Gather every line of the entries that includes the word "JSON".

*** Input material ***

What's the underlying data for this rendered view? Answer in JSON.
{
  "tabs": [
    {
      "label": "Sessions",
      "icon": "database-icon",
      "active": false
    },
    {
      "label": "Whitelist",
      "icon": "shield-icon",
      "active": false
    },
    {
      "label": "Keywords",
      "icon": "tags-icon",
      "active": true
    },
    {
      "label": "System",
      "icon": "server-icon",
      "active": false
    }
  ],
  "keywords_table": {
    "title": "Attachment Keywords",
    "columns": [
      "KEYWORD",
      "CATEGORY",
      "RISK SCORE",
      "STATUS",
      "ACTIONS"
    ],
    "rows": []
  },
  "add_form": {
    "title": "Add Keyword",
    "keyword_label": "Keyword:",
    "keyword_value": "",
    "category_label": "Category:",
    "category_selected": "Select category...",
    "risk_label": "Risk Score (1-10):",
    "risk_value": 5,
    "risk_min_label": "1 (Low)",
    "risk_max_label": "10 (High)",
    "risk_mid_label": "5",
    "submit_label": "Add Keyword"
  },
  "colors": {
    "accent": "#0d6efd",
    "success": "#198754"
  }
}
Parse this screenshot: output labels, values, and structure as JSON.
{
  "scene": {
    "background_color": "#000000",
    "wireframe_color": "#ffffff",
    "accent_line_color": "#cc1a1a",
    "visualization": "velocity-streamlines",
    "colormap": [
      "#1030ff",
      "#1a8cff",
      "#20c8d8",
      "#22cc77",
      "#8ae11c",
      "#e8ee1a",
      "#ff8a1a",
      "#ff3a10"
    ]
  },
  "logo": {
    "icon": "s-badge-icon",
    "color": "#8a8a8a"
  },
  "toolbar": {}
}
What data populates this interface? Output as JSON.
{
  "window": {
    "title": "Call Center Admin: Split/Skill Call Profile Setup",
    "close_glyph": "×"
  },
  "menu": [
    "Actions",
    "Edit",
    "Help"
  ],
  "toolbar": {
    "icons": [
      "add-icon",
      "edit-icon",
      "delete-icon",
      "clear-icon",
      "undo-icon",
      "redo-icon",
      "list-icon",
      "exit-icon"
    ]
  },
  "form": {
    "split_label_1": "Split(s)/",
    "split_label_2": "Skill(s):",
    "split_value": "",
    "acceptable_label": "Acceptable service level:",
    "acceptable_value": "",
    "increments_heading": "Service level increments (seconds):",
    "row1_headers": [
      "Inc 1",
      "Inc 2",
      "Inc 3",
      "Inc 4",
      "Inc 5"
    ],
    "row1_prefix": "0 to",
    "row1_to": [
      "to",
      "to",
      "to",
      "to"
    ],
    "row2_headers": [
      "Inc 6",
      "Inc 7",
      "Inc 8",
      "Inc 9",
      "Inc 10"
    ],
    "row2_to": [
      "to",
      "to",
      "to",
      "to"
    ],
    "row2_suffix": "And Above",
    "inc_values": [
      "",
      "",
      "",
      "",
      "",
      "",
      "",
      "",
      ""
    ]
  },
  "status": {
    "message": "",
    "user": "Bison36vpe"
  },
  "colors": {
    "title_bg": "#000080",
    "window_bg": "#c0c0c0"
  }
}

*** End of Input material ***

# [Output of the task]
What's the underlying data for this rendered view? Answer in JSON.
Parse this screenshot: output labels, values, and structure as JSON.
What data populates this interface? Output as JSON.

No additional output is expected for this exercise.